Crypto executives need to grow up or go the way of FTX, Riot Blockchain leader says
The highly publicized collapse of the crypto platform FTX is a wake-up call for crypto executives to act more professionally, one of crypto's most prominent North Texas leaders says.
Chad Harris, chief commercial officer of Riot Blockchain, which is building North America's largest bitcoin mining facility in Corsicana, gave advice to crypto entrepreneurs at the Texas Blockchain Summit in Austin last week.
"I might hit your emotions when I say this," he told the crowd. "I can see the future. And some people in this room and across the industry may not be in it."
His comments come after FTX, once the world's second-largest crypto exchange, filed for bankruptcy protection earlier this month, leading to further questions about the legitimacy and long-term viability of the crypto industry.

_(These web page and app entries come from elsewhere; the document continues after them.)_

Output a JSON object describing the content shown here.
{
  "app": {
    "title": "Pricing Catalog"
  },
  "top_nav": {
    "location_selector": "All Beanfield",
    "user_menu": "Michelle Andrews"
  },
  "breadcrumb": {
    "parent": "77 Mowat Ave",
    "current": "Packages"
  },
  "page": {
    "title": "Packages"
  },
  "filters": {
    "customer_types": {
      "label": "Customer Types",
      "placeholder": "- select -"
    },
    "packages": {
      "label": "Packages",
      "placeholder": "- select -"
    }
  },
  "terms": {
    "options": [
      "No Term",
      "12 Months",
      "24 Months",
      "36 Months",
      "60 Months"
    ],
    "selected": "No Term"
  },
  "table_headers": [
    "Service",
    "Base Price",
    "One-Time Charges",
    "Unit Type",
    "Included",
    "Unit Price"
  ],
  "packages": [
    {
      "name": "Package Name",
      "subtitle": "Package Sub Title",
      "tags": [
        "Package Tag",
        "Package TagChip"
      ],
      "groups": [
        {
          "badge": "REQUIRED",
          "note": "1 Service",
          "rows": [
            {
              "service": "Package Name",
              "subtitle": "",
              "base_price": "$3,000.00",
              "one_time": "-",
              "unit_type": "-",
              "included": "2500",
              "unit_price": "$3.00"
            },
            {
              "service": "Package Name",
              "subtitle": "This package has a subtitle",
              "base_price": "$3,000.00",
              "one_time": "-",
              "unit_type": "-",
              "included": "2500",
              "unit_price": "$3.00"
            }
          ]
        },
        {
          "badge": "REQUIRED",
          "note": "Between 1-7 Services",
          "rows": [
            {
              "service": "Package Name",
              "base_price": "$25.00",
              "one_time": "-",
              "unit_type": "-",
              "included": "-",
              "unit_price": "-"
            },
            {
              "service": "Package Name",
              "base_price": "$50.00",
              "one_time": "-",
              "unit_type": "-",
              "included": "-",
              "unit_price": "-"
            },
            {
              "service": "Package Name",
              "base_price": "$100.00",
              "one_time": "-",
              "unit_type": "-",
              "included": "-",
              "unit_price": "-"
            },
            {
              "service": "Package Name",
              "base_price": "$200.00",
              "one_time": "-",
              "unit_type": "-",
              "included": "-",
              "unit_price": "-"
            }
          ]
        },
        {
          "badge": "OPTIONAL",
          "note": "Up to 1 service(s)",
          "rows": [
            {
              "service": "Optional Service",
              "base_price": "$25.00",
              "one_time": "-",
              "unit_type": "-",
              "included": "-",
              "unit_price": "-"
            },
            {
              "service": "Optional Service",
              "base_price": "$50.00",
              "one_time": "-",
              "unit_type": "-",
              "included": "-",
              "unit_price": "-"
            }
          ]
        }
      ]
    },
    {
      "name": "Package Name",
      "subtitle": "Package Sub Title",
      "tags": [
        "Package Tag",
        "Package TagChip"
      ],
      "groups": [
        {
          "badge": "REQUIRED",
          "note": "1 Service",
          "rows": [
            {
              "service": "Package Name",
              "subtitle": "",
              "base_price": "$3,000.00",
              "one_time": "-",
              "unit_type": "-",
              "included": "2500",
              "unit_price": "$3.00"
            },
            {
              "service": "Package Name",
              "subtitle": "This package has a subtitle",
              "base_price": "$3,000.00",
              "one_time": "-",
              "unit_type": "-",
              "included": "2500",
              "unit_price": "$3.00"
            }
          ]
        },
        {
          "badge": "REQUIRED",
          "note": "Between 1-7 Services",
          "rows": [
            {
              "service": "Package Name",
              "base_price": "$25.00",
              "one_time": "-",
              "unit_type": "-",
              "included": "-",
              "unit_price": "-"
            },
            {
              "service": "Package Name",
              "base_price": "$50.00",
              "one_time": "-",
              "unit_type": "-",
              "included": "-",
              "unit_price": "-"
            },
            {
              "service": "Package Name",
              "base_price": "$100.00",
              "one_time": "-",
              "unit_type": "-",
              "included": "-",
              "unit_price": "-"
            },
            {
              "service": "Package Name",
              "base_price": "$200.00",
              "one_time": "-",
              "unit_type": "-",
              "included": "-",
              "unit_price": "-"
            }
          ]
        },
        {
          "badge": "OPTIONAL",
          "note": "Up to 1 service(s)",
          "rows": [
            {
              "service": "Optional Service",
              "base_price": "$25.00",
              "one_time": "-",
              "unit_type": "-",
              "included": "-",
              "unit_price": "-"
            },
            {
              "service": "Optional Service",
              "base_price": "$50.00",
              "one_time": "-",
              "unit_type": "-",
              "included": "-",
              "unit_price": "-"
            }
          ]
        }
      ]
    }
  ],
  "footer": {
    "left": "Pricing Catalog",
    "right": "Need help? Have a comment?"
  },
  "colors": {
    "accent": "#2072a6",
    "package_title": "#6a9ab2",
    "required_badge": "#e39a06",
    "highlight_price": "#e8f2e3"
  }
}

"That bad behavior of mismanagement, poor cash planning, all those things that turn into bankruptcy ... every time that happens, it makes it harder for the rest of us," he said. "And it makes it hard for the public to trust us again."
Harris mentioned in his speech that there were fewer people in the audience at the summit this year, the first one since the November 2021 crypto crash. The price of Bitcoin has dropped 73% in the last year to $15,786.
"Two years ago, this audience was packed," he said. "Today, this is an audience full of passionate people who believe that they can actually facilitate what they tell the public. I think it's important because every single time one of us fails in a disastrous way, it affects every one of us in this room."
Advice to crypto leaders
Harris said that bad actors, poor cash management and a difficult business environment will continue to weed out players in the crypto industry like FTX. Harris took another dig at FTX, which owes over $3 billion to its 50 largest creditors, by saying his company was smart enough to not take on debt.
"Some of the things we did that others haven't is we remained very, very lean along the way," he said. "We didn't take on any debt. We didn't hire contractors. We built a team of passionate people that believed in the core value of our business."
Harris also said he attributes Riot's success to hiring more than 500 employees. Sam Bankman-Fried, the founder and chief executive of FTX who resigned on Nov. 11, the same day FTX filed for bankruptcy, resisted hiring more team members and preferred to keep a staff of about 300.
Harris said tax abatements and sales tax credits allowed Riot Blockchain to hire a large team. And Rockdale, the site of its 700-megawatt facility, is collecting more in sales taxes than ever before, he said.
Crypto executives also need to stop overinflating claims about the capacity of their facilities, Harris said. "If we don't start providing expectations that are actually factual, that we can stand behind and actually deliver, we are going to continue to have elected officials be so concerned," he said.
Companies need to work to get local communities on board with their projects, including earning the support of at least one local elected official, he said.
Harris admitted that this hasn't always worked for him, referring to a group in Corsicana that continues to protest the construction of the new facility. The 265-acre site, about an hour south of Dallas, is expected to start operating in July and will have an initial capacity of 400 megawatts. The opposition says the facility is taking resources away from the community of about 5,300.
"You'll hear me joke about the Chad Harris haters club," Harris said. "That's a real thing."
But, Harris said, as his company continues to make donations to the community and hire local employees, the pressure from the "haters" lessens.
Lastly, Harris told the entrepreneurs to do their homework and take advantage of the worker incentives that Texas provides, such as funds to create training programs.
Execs need to grow up
The outspoken leader said the FTX bankruptcy is a clear sign that the cryptocurrency industry needs to change and to do so rapidly.
"If you look at the industry today, it is unraveling at a record pace that is almost unimaginable," he said. "Bitcoin was more than $60,000 and everybody was driving Lambos and flying planes and hanging out in yachts. And let me tell you something, it's a much different world."
Harris said the industry should be beyond the initial startup stage. Crypto companies pay rent and payroll like all legitimate businesses do and need to act like it, he said.
"Beer caps and T-shirts, those days are gone," he said. "We should be in slacks and sports coats. We should be in suits. This is a professional business. This is billions of dollars. We're creating a generational wealth opportunity."
2022 The Dallas Morning News.
Distributed by Tribune Content Agency, LLC.